Scan the listing for "paiements" and copy out each line that has it.
━━━━━ DATA RECORDS
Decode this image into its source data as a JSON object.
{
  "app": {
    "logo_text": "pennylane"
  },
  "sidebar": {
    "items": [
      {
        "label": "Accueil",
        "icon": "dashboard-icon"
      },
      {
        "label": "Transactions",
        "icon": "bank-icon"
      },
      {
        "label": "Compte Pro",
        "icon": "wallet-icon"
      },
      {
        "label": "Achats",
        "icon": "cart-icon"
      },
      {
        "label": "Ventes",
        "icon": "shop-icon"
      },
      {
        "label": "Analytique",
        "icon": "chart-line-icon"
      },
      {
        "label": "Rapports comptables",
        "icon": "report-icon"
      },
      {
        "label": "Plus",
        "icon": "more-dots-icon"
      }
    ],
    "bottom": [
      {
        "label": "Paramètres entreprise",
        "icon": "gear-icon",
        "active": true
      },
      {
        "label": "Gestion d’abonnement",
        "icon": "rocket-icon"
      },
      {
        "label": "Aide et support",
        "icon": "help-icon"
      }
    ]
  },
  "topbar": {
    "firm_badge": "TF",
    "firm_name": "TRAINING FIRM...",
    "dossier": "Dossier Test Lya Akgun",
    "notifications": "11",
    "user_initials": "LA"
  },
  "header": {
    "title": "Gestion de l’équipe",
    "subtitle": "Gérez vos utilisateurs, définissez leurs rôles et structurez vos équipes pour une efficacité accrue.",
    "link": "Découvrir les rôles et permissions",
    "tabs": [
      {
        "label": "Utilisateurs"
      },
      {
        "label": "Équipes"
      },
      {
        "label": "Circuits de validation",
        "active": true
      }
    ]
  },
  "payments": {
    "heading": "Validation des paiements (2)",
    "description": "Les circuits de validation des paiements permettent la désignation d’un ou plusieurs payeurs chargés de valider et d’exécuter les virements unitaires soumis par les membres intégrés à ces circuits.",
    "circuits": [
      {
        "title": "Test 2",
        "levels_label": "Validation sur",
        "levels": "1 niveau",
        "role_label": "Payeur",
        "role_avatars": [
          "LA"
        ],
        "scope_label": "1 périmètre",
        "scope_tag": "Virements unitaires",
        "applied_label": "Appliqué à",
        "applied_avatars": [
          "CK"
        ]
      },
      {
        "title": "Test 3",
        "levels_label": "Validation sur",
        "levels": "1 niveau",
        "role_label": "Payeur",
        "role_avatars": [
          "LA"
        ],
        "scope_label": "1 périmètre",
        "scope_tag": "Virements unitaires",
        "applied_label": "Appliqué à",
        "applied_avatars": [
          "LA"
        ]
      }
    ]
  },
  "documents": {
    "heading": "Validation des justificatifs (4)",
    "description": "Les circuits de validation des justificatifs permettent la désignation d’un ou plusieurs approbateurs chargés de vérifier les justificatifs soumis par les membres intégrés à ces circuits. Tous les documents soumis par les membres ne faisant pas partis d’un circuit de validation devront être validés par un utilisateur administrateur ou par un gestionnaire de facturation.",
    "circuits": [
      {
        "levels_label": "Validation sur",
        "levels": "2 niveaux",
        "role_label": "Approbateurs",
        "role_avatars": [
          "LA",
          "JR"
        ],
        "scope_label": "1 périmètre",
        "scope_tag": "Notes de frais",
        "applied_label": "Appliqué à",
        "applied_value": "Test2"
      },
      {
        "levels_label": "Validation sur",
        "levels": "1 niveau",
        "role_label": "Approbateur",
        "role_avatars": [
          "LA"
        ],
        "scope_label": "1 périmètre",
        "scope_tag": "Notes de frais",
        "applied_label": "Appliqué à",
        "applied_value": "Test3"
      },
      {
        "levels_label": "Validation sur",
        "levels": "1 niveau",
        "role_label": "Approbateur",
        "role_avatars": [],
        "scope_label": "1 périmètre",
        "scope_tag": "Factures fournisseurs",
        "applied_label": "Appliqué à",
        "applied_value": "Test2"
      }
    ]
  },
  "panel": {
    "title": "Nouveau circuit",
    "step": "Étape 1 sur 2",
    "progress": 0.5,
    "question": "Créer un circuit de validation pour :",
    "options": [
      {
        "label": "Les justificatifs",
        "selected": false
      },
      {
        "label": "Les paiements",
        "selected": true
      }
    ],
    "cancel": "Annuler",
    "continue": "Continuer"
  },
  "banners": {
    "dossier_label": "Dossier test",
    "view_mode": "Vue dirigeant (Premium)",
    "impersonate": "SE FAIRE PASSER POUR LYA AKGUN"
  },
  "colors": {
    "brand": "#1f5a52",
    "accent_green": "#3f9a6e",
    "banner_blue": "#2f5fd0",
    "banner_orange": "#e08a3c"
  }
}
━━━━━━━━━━
**OUTPUT OF THE EXERCISE**.
    "heading": "Validation des paiements (2)",
    "description": "Les circuits de validation des paiements permettent la désignation d’un ou plusieurs payeurs chargés de valider et d’exécuter les virements unitaires soumis par les membres intégrés à ces circuits.",
        "label": "Les paiements",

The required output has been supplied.